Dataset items
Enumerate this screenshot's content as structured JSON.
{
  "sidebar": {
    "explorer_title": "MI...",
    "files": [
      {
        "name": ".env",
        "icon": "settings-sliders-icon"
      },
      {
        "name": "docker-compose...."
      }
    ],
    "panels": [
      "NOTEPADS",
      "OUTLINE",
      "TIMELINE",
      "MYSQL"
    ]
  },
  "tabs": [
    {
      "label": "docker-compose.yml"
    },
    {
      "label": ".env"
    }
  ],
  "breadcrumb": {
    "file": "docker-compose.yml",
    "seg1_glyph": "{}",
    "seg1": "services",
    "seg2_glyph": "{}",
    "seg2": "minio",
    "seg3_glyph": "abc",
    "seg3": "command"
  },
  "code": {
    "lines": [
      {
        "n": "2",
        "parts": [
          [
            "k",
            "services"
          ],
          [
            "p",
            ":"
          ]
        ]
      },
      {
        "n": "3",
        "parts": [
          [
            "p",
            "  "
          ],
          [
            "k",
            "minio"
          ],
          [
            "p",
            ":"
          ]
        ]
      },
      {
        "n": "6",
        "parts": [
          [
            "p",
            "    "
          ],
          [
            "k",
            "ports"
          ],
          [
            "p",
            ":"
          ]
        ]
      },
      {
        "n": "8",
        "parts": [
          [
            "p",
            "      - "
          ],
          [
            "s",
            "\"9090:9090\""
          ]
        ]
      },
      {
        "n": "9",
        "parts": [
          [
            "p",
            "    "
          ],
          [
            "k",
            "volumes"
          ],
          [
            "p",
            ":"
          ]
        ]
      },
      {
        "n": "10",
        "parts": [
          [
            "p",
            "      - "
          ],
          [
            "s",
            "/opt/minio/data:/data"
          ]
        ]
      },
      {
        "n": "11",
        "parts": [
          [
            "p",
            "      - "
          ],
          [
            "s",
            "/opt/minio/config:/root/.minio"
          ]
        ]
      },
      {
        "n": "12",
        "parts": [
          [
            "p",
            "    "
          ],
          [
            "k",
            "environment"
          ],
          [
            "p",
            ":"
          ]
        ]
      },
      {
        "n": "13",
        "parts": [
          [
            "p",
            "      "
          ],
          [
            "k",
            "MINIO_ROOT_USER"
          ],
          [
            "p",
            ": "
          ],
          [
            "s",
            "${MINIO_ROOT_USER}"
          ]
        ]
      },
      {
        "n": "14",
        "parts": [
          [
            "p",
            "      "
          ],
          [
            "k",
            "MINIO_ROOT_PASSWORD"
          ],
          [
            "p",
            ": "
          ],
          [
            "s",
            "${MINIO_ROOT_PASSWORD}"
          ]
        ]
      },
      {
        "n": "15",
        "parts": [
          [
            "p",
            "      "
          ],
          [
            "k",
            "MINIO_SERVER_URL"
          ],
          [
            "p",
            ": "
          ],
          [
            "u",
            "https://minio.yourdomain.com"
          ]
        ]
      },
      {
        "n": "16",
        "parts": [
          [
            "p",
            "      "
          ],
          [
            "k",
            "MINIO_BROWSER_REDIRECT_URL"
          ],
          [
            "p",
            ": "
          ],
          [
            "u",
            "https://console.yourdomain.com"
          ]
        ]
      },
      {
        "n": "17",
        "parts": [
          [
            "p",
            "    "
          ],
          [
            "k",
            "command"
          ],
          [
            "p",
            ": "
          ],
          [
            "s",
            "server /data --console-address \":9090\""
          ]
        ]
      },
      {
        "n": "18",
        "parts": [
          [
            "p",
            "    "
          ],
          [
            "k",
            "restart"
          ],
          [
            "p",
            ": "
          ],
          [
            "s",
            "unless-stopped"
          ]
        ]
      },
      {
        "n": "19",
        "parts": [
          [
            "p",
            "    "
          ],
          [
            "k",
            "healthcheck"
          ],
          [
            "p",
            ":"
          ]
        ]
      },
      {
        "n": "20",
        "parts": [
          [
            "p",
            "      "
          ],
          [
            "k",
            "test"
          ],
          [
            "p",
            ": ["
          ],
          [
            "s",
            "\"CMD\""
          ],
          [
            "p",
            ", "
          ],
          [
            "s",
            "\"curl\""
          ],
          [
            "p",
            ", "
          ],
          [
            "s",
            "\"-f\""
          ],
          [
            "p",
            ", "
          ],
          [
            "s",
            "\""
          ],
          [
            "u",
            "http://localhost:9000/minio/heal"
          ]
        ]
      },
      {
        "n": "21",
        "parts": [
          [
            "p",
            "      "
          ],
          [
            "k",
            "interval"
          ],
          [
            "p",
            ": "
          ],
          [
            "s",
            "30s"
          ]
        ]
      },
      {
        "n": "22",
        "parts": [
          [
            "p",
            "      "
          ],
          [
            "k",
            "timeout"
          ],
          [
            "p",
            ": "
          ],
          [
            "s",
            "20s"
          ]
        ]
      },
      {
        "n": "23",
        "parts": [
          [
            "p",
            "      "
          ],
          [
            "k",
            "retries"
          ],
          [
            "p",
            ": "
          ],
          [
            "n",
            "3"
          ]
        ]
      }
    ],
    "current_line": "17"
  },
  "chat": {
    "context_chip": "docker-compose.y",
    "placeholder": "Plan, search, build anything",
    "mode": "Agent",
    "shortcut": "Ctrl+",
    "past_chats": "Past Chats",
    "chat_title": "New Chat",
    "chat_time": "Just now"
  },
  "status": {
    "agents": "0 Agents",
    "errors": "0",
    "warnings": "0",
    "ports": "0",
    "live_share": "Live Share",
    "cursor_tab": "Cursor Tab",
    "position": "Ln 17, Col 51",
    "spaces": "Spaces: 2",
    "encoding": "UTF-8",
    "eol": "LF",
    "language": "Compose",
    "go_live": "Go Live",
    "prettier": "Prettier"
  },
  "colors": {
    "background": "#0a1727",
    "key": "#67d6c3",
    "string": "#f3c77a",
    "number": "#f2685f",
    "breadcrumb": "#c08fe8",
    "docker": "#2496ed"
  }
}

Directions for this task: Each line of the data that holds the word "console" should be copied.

Answer to this exercise:
            "https://console.yourdomain.com"
            "server /data --console-address \":9090\""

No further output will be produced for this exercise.